Other undertakings the military have in support of counter-terrorism is Capacity Building for Partner Nations, and is combined together with conflict prevention work. This has taken place in Kenya, Yemen, Saudi Arabia, Kuwait, Pakistan and South East Asia to name a few. By delivering strategic military assistance through training to wider armies ensures that threats in or overspill from fragile states are contained  . This is a light strategic option with minimal expenditure, demonstrating political resolve as the military can open doors, to assist in solving terrorism. Afghanistan and Iraq has demonstrated the UK's military force is unable to remain for the duration of the counter-terrorism or insurgency and must train and prepare the indigenous military to take on the fight as they have more legitimacy to operate  . The military also supports domestic security under the working of Military Aid to the Civil Authorities (MACA), through the Defence Intelligence Staff (DIS) contributing to the intelligence profile  , with Special Forces in support of land and maritime counter-terrorism operations (Op SPECTRUM/SHAVIAN), CBRN and EOD support. These measures can be called on to aid the lead agencies in an incident if it exceeds the capabilities or capacity of the civilian response, for example a Mumbai style attack. The military could significantly enhance homeland defence more than it currently does but the UK has a lack of imagination in its utility.
This enhancement could serve to reassure the population that the Government is utilising every tool at its disposal in counter-terrorism.
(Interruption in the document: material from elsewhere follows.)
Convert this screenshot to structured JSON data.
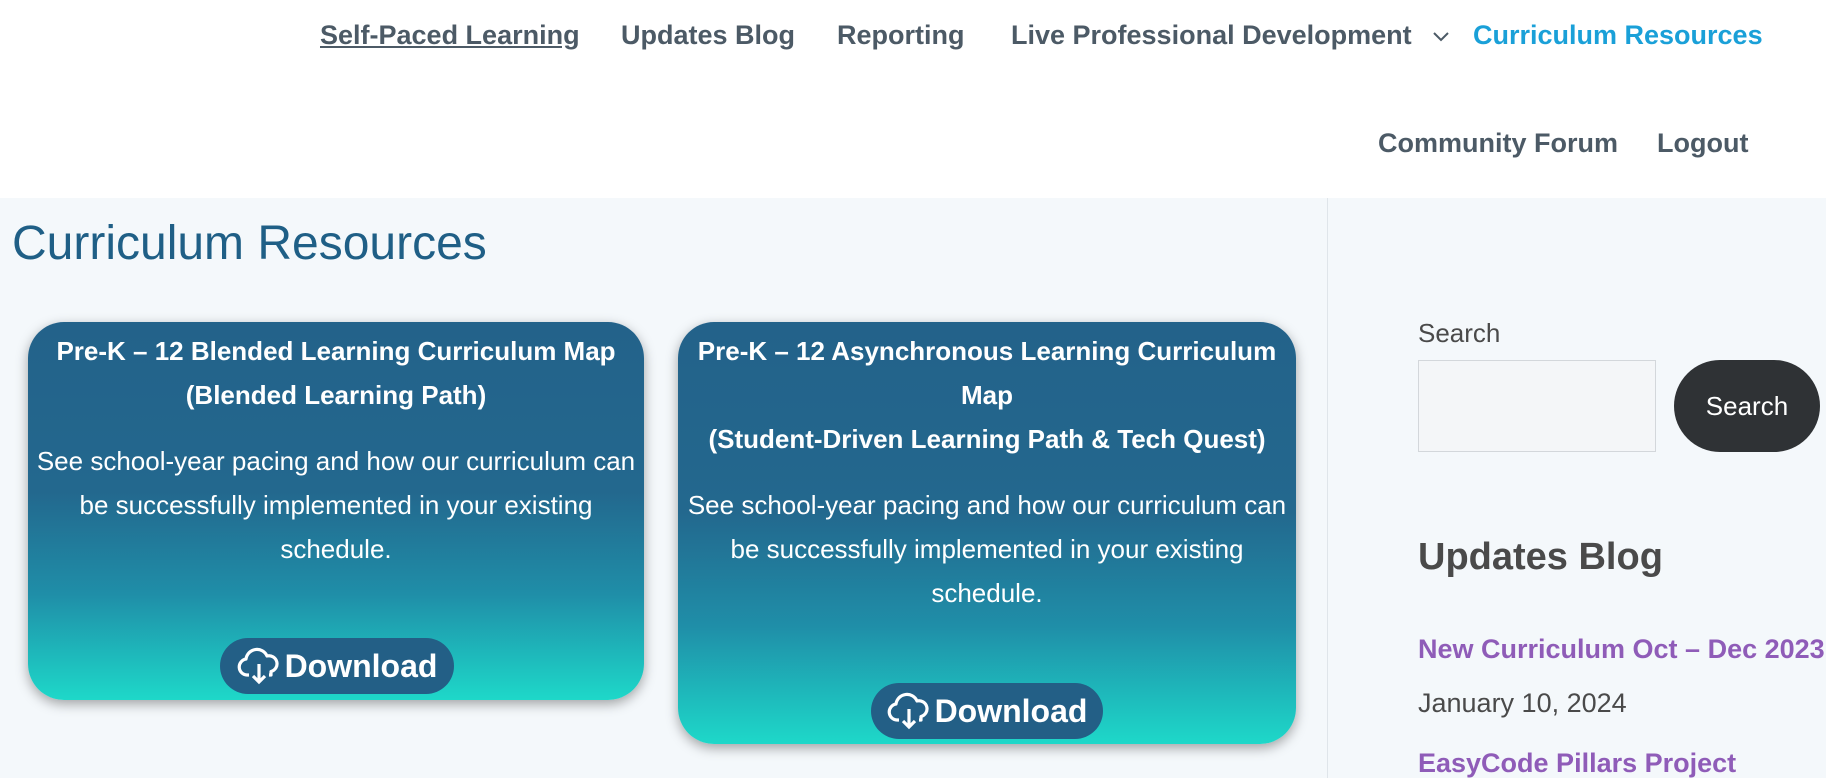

If the population are notably reassured that the Government are in control then the fear of terrorism is dispelled and the population learns to cope. With any subsequent attack the population can sit it out and survive or mitigate the effect and keeps it in manageable bounds thus halting AQ's attempt to undermine Christendom and the West's materialistic way of life and "solves" terrorism by containing and managing it allowing the UK to continue in its norms of values and democratic practice.
The threat of modern terrorism is not solvable as terrorism cannot be eliminated, only contained and managed. This requires a balance of defensive and offensive measures using an array of both soft and hard powers across a spectrum of services, including those in the military. It appears more prudent to rely heavily on intelligence/security services and the police and have a strategy that remains defensive yet proactive. Critically the UK must first look to understand the enemy and limit the terrorist's goals but also win the battle for hearts and minds amongst the Muslim people by improving the UK's capacity to harness soft skills. This ideological struggle needs to be embraced in order to gain leverage and exploit the terrorist networks. As a last resort hard power can be utilised and if a deployed counter-terrorist or COIN campaign must be waged then a comprehensive approach using an international response is vital. The military will not engage the threat from modern terrorism alone; however it has a role to play and can contribute in its current standing to a small degree.